Your task: Copy out, from the data below, each line in which the word "JSON" occurs.
---+---
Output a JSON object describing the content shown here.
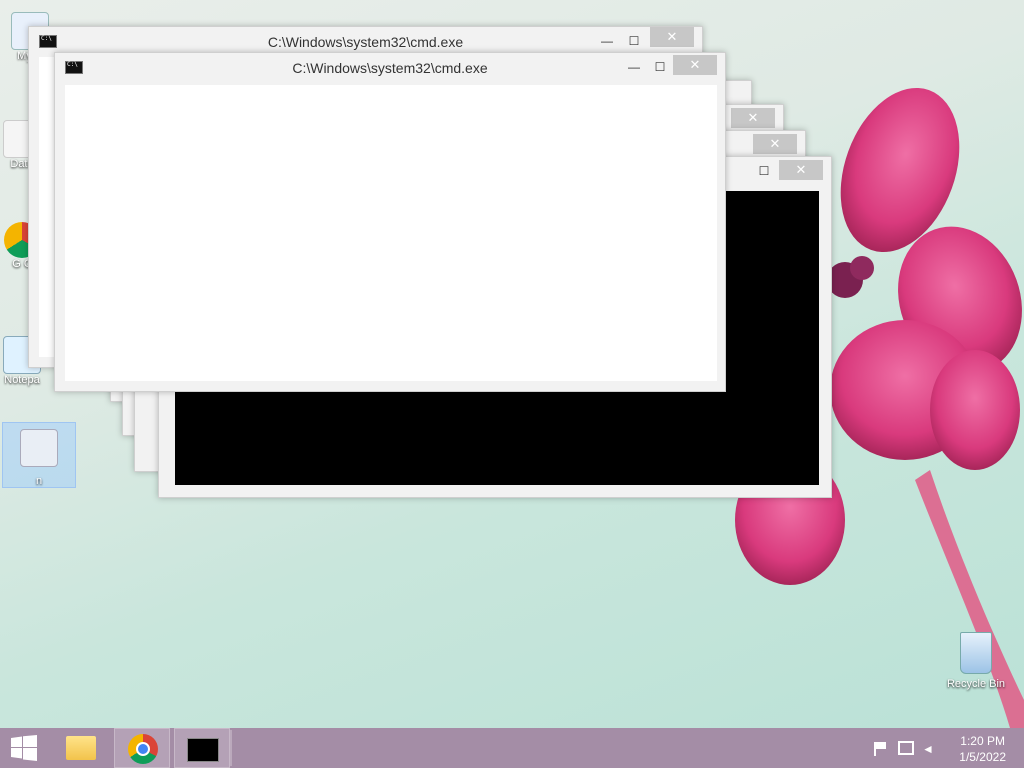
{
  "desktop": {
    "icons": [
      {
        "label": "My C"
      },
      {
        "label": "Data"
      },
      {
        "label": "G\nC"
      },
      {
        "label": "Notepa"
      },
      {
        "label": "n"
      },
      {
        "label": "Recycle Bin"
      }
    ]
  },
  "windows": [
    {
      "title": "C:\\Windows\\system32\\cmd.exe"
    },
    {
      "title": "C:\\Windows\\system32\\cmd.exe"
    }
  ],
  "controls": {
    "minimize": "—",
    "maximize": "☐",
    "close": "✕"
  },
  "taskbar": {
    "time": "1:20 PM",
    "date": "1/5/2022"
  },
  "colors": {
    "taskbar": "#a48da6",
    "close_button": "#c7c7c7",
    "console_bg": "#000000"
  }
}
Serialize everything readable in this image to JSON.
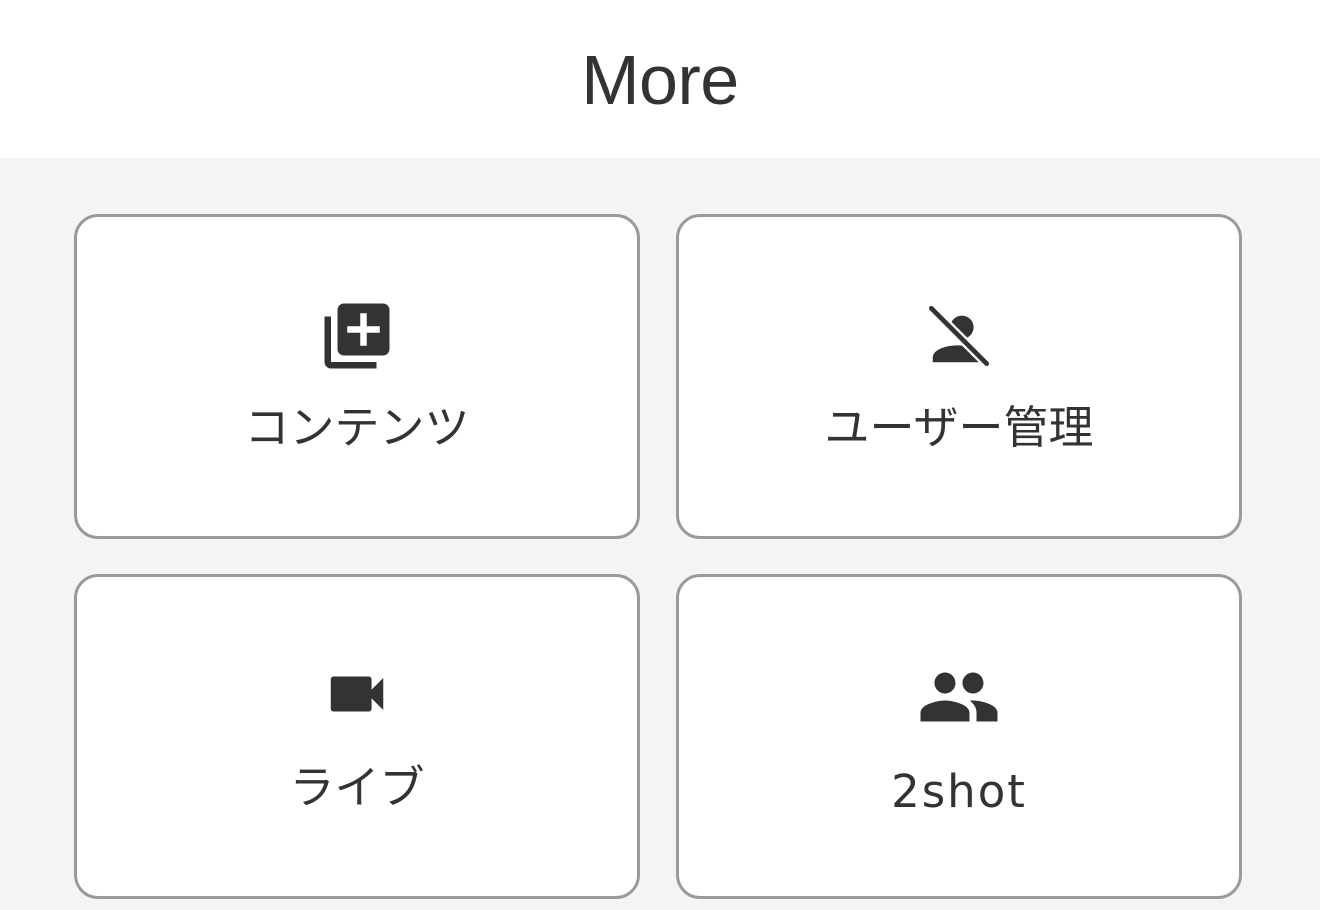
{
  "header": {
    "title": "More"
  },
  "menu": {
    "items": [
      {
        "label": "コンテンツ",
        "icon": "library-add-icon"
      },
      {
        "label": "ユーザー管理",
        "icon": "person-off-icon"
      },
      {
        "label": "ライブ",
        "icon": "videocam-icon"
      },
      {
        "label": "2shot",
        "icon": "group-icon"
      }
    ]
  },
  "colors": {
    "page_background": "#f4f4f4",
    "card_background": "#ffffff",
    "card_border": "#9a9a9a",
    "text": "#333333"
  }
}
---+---
The answer:
Output a JSON object describing the content shown here.
Serialize everything readable in this image to JSON.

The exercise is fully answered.